variables in pascal

In Pascal, variables are used to store and manipulate data. Here are some key points about variables in Pascal:

  • Variable Declaration: In Pascal, variables must be declared before they can be used. The declaration specifies the variable's name and data type. For example, to declare an integer variable named x, you would write var x: integer;.

  • Data Types: Pascal supports various data types, including integers, real numbers, characters, booleans, strings, and more. Each variable must be assigned a specific data type. For example, to declare a string variable named name, you would write var name: string;.

  • Variable Assignment: To assign a value to a variable, you use the assignment operator :=. For example, to assign the value 10 to the variable x, you would write x := 10;.

  • Variable Usage: Once a variable is declared and assigned a value, you can use it in expressions and statements. For example, you can perform arithmetic operations on numeric variables or concatenate strings using string variables.

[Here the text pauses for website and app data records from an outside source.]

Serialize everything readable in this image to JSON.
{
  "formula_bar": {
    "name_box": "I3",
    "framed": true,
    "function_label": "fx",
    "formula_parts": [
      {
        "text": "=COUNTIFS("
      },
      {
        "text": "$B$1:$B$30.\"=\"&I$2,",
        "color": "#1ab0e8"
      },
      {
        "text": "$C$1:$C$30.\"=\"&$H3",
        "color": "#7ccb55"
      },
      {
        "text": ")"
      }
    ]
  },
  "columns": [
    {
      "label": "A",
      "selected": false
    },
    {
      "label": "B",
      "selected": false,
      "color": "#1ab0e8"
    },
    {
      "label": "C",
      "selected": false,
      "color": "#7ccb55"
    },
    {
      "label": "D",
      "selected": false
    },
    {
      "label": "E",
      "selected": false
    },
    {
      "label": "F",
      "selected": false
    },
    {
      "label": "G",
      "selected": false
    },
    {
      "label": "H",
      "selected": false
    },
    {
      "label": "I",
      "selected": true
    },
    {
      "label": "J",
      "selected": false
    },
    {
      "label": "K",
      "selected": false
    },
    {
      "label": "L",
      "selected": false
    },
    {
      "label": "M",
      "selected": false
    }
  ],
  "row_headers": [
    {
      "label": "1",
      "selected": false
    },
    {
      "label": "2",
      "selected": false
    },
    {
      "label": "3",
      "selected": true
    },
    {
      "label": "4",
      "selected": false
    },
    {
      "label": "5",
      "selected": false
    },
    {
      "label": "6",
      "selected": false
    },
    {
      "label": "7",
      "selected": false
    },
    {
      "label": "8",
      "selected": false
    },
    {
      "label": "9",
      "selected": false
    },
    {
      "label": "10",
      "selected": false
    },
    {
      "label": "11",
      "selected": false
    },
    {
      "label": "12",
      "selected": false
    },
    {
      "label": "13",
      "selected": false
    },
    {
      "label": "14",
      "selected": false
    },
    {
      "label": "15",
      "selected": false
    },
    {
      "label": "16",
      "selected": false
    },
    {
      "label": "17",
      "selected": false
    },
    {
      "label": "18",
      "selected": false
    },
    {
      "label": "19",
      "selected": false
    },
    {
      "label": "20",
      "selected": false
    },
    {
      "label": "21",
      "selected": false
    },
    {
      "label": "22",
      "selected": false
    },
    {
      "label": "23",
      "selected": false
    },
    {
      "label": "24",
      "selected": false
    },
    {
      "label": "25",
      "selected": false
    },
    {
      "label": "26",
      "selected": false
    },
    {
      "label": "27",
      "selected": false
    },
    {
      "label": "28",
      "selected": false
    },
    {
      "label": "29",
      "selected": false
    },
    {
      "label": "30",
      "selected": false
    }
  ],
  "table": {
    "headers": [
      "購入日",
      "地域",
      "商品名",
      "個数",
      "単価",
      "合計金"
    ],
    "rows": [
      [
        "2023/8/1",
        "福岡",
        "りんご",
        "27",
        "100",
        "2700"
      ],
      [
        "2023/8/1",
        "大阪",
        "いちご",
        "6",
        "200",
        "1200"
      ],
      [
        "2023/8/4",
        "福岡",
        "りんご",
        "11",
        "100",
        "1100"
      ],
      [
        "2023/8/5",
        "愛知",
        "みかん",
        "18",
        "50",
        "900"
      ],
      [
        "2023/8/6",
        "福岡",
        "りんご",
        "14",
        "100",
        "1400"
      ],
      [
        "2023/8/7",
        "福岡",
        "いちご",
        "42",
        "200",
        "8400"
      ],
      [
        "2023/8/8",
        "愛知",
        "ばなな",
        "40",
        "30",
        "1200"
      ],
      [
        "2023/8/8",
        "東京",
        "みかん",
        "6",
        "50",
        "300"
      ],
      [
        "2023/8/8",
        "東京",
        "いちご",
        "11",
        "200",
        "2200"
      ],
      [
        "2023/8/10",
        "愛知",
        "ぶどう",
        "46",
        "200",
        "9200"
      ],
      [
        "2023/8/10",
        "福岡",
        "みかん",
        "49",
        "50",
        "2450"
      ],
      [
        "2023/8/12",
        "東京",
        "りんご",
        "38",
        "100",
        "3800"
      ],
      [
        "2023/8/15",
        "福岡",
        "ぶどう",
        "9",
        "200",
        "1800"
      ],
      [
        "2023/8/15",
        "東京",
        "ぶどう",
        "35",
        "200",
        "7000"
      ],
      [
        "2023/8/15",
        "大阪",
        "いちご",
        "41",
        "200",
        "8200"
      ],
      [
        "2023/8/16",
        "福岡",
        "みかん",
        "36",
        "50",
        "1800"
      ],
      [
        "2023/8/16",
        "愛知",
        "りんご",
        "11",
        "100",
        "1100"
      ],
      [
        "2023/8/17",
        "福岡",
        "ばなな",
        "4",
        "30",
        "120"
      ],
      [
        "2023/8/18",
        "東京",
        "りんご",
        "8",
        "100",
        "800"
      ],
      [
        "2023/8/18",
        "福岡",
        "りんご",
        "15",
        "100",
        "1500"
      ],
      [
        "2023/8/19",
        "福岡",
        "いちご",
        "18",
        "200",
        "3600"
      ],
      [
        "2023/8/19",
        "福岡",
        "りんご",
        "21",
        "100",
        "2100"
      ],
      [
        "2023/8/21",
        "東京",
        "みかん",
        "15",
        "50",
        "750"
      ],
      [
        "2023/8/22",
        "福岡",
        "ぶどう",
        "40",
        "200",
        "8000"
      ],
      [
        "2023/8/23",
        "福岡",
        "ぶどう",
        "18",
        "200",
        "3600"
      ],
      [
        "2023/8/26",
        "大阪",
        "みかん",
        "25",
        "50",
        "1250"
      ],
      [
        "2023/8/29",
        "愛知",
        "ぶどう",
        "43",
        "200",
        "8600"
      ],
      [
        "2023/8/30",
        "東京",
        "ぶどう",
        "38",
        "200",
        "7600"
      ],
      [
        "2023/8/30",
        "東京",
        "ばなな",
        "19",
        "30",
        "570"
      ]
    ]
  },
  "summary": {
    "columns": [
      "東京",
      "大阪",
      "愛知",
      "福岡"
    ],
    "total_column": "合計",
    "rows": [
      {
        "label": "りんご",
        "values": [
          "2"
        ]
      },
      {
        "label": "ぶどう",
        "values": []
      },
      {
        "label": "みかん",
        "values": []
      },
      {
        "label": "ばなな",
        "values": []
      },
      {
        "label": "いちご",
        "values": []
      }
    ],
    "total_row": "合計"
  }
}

  • Variable Scope: Variables in Pascal have a scope, which determines where they can be accessed. Variables declared within a procedure or function are local to that procedure or function and can only be used within it. Variables declared outside any procedure or function are global and can be accessed from anywhere in the program.

  • Variable Naming: Pascal has certain rules for naming variables. Variable names must start with a letter and can contain letters, digits, and underscores. Pascal is case-insensitive, so x and X would refer to the same variable.

Please note that the information provided above is based on general knowledge about Pascal programming. For more specific details and syntax, it is recommended to refer to Pascal programming resources or documentation.